8 Lee YS, Kim WS, Kim KH, et al. Berberine, a natural plant product, activates
AMP-activated protein kinase with beneficial metabolic effects in diabetic and
insulin-resistant states. Diabetes. Aug 2006;55(8):2256-2264.
9 Ma X, Egawa T, Kimura H, et al. Berberine-induced activation of 5’-adenosine
monophosphate-activated protein kinase and glucose transport in rat skeletal
muscles. Metabolism. Apr 26 2010.
10 Hwang JT, Kwon DY, Yoon SH. AMP-activated protein kinase: a potential target
for the diseases prevention by natural occurring polyphenols. N Biotechnol. Oct
11 Zhang H, Wei J, Xue R, et al. Berberine lowers blood glucose in type 2 diabetes
mellitus patients through increasing insulin receptor expression. Metabolism. Feb
12 Kong WJ, Zhang H, Song DQ, et al. Berberine reduces insulin resistance
through protein kinase C-dependent up-regulation of insulin receptor expression.
Metabolism. Jan 2009;58(1):109-119.
13 Yin J, Gao Z, Liu D, Liu Z, Ye J. Berberine improves glucose metabolism
through induction of glycolysis. Am J Physiol Endocrinol Metab. Jan
14 Lu SS, Yu YL, Zhu HJ, et al. Berberine promotes glucagon-like peptide-1
(7-36) amide secretion in streptozotocin-induced diabetic rats. J Endocrinol. Feb

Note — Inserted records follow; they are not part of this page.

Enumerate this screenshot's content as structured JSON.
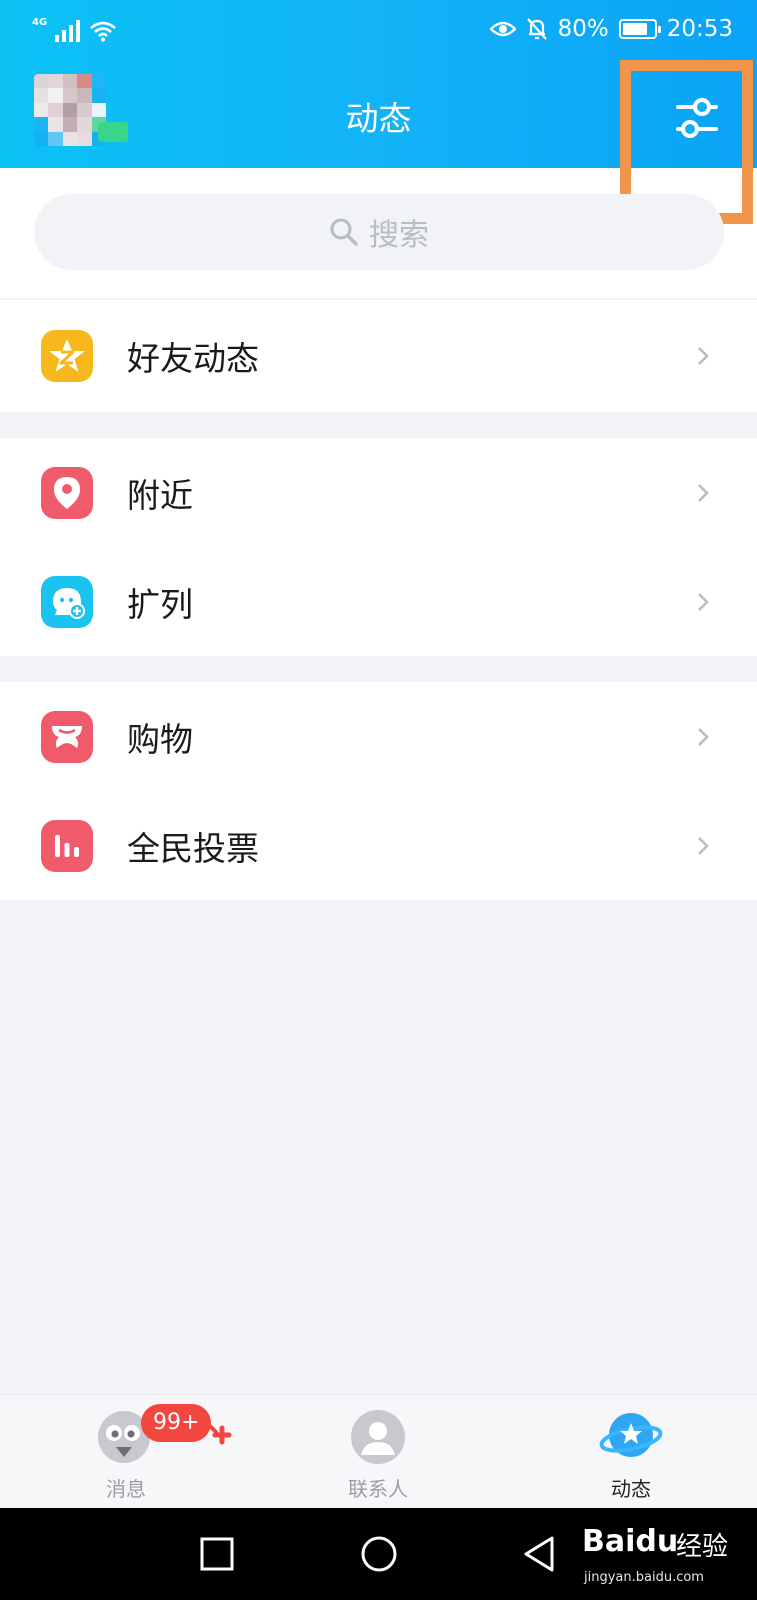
{
  "status_bar": {
    "network": "4G",
    "battery": "80%",
    "battery_level": 0.8,
    "time": "20:53"
  },
  "header": {
    "title": "动态",
    "filter_icon": "sliders-icon"
  },
  "search": {
    "placeholder": "搜索"
  },
  "groups": [
    {
      "items": [
        {
          "label": "好友动态",
          "icon": "qzone-star-icon",
          "color": "#f6b81c"
        }
      ]
    },
    {
      "items": [
        {
          "label": "附近",
          "icon": "location-pin-icon",
          "color": "#f05b6b"
        },
        {
          "label": "扩列",
          "icon": "face-plus-icon",
          "color": "#1bc3f0"
        }
      ]
    },
    {
      "items": [
        {
          "label": "购物",
          "icon": "shopping-bow-icon",
          "color": "#f05b6b"
        },
        {
          "label": "全民投票",
          "icon": "vote-chart-icon",
          "color": "#f05b6b"
        }
      ]
    }
  ],
  "tabbar": {
    "tabs": [
      {
        "label": "消息",
        "icon": "penguin-chat-icon"
      },
      {
        "label": "联系人",
        "icon": "contact-person-icon"
      },
      {
        "label": "动态",
        "icon": "planet-star-icon",
        "active": true
      }
    ],
    "badge": "99+"
  },
  "system_nav": {
    "recent": "square-icon",
    "home": "circle-icon",
    "back": "triangle-back-icon"
  },
  "watermark": {
    "logo": "Baidu",
    "tag": "经验",
    "url": "jingyan.baidu.com"
  }
}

15 Yu Y, Liu L, Wang X, Liu X, Xie L, Wang G. Modulation of glucagon-like
peptide-1 release by berberine: in vivo and in vitro studies. Biochem Pharmacol.
Apr 1 2009;79(7):1000-1006.
16 Al-masri IM, Mohammad MK, Tahaa MO. Inhibition of dipeptidyl peptidase
IV (DPP IV) is one of the mechanisms explaining the hypoglycemic effect of
berberine. J Enzyme Inhib Med Chem. Oct 2009;24(5):1061-1066.
17 Winder WW, Hardie DG. AMP-activated protein kinase, a metabolic master
switch: possible roles in type 2 diabetes. Am J Physiol. Jul 1999;277(1 Pt 1):E1-10.
18 Viollet B, Mounier R, Leclerc J, Yazigi A, Foretz M, Andreelli F. Targeting AMPactivated
protein kinase as a novel therapeutic approach for the treatment of
metabolic disorders. Diabetes Metab. Dec 2007;33(6):395-402.
19 Berberine. Altern Med Rev. Apr 2000;5(2):175-177.